A - No. I put the original group back together in '77. I've got probably a half dozen songs we recorded. But again, Bobby was doing the snow man stuff. They weren't really serious about going ahead with the project. I said OK, fine. I had invested the money in it, so I had the masters. So, I just continued on and put together a group of guys and we were going out doing some Shades Of Blues stuff and staying busy. We were out as a trio. I had two back-up singers and then I got involved with the original guys from The Reflections. The Reflections had split. Two of the members still continue today, Tony and John. They're out there. We do shows together all the time. The other three guys that were part of the original group which I grew up with in Livonia. I knew the sisters. They actually got me involved in Golden World and got my feet wet in the music business. Ray Steinberg and the guys, I got together with them. We were doing a couple of shows, but then one of the guys said "I don't feel like getting up onstage any more." I said OK, fine. In the meantime there was a local group out here called The Valadiers. They had a mild, local hit called "Greetings (This Is Uncle Sam") back in '64. They had lost a singer to The Reflections, to the ones that are out there working right now. So they were short and looking for people. I hooked up with the guys and said we can do this. We went out and did a show as The Valadiers 'cause they had something booked. I said I'll sing with you. They said how about if we do "Oh How Happy", and I said fine. They learned the parts. We went out and did that in Middletown, near Washington. We did "Oh How Happy" and there was about 5,000 people and everybody stood up. It was just like the whole place exploded. It was great. The other guys in the group, The Valadiers, looked at me and said "What would you think if we became The Shades Of Blue?" I said "OK, here's what we gotta do." So that's the way that one came together. We've been together since 2003 I guess. We were doing a lot of Doo Wop shows. We were doing cruises. We stayed very busy.
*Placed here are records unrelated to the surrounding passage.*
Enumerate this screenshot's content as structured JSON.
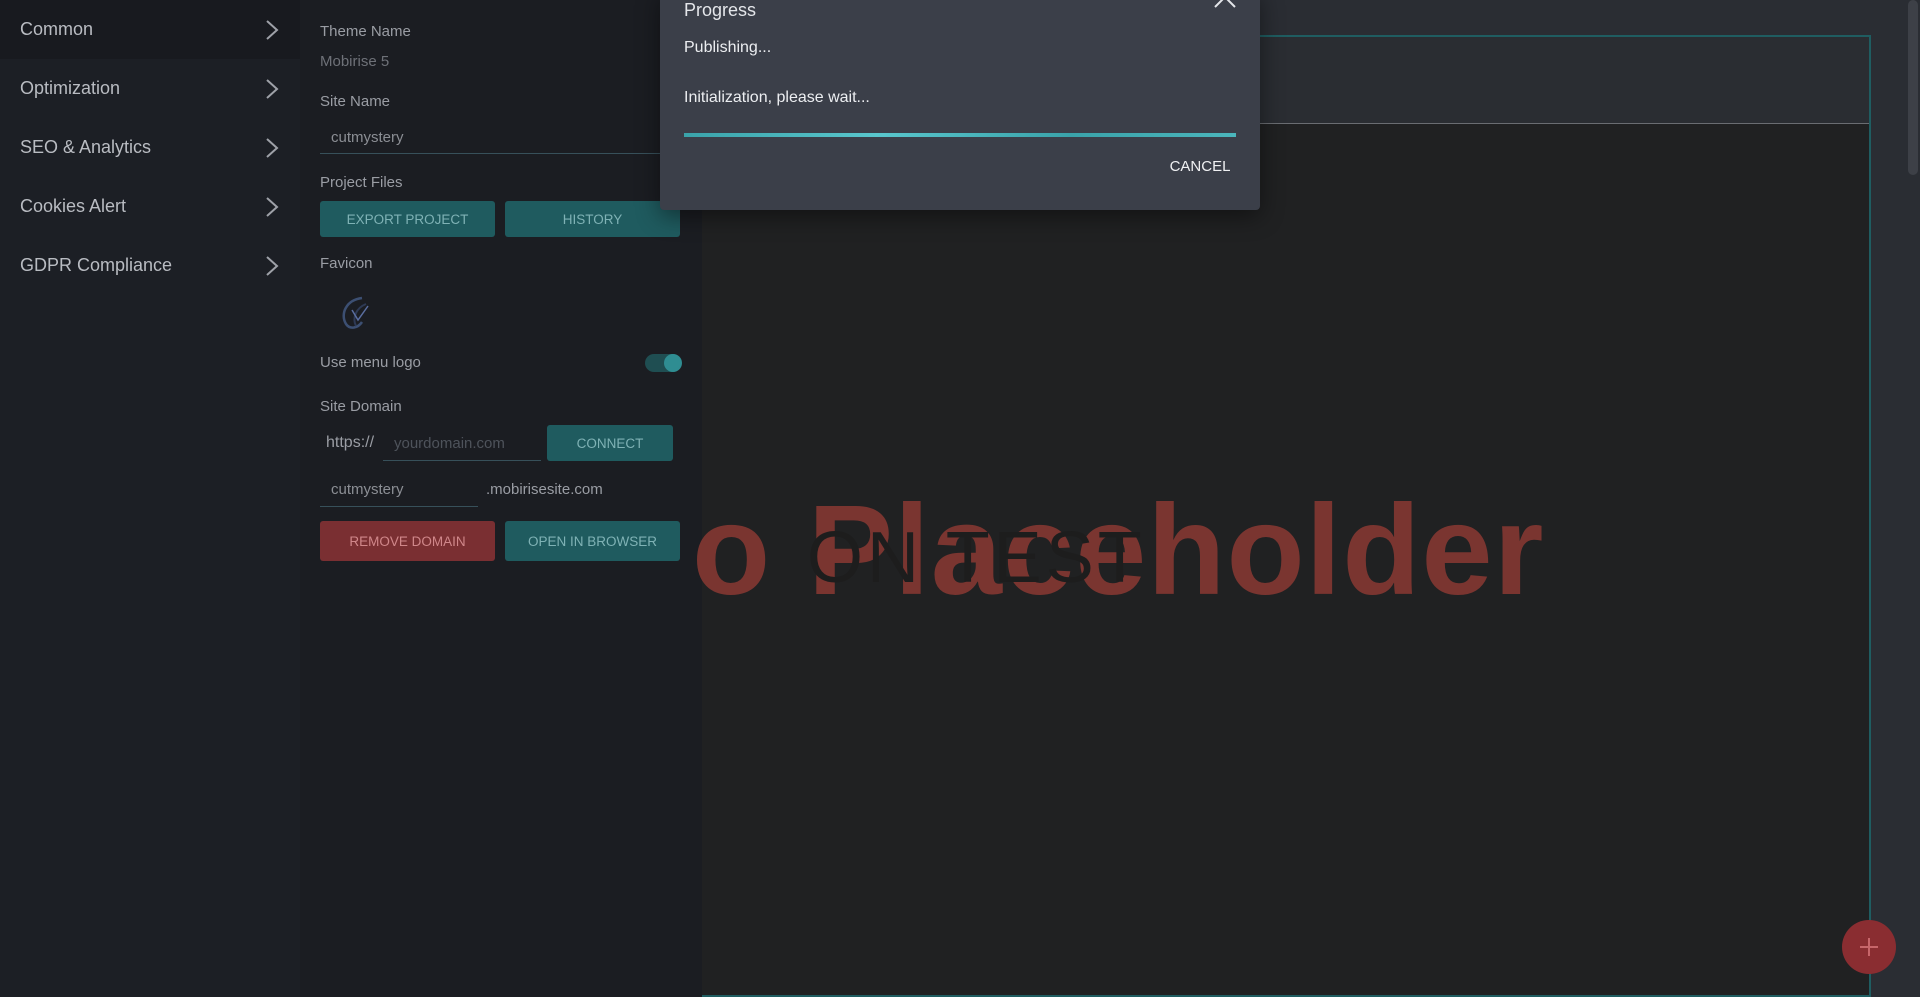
{
  "sidebar": {
    "items": [
      {
        "label": "Common"
      },
      {
        "label": "Optimization"
      },
      {
        "label": "SEO & Analytics"
      },
      {
        "label": "Cookies Alert"
      },
      {
        "label": "GDPR Compliance"
      }
    ]
  },
  "settings": {
    "theme_name_label": "Theme Name",
    "theme_name_value": "Mobirise 5",
    "site_name_label": "Site Name",
    "site_name_value": "cutmystery",
    "project_files_label": "Project Files",
    "export_project_label": "EXPORT PROJECT",
    "history_label": "HISTORY",
    "favicon_label": "Favicon",
    "use_menu_logo_label": "Use menu logo",
    "use_menu_logo_on": true,
    "site_domain_label": "Site Domain",
    "protocol_prefix": "https://",
    "domain_placeholder": "yourdomain.com",
    "connect_label": "CONNECT",
    "subdomain_value": "cutmystery",
    "subdomain_suffix": ".mobirisesite.com",
    "remove_domain_label": "REMOVE DOMAIN",
    "open_in_browser_label": "OPEN IN BROWSER"
  },
  "preview": {
    "placeholder_text": "o Placeholder",
    "overlay_text": "ON TEST"
  },
  "dialog": {
    "title": "Progress",
    "status": "Publishing...",
    "message": "Initialization, please wait...",
    "progress": 1.0,
    "cancel_label": "CANCEL"
  },
  "colors": {
    "accent_teal": "#1f5b5f",
    "danger_red": "#7a2f32",
    "progress_teal": "#3aa3aa"
  },
  "icons": {
    "sidebar_chevron": "chevron-right-icon",
    "dialog_close": "chevron-up-icon",
    "fab": "plus-icon"
  }
}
Q - So what does the future hold for you and The Shades Of Blue?
A - Well, I have a couple of new CDs in the works. One of 'em will be called "Blue Moon Over Texas", which is gonna be a compilation of Country tunes. Actually I have one I'm trying to push and see if I can get it on the charts, which is "Blue Moon Over Texas". John Durell, who writes with Billy Joel and Bonnie Raitt, wrote the song for me. It's just gangbusters. My heart's always been into some Country music. Country music goes along with R&B. It's soulful music. I'm a very eclectic guy 'cause I like all kinds of music. Part of the reason I made the change in the group is these guys I was with, they just wanted to stay in that Doo Wop bag and keep doing forty year old songs. I said we have to move along here because the audiences are getting older and they're not gonna come to concerts. So, I presented a couple of things to 'em and I said I want to do these Country songs and this, this and this. They just said no, we're not really interested in doing that. I said Well, I guess we'll just have to part ways. Back in August '09 we did our last performance at Freedom Hall, which is a big concert venue. And that was our last show together. So, they're going their way and I'm going mine. We're working on stuff from Freddie King, an old Rascals' tune, "Mustang Sally", the way we do it, of course we've got my new stuff. A little bit of Diamond Rio. We're expanding the show and trying to reach a larger audience.
Q - Nothing wrong with that.
A - You gotta keep moving. If you stand still, you get run over.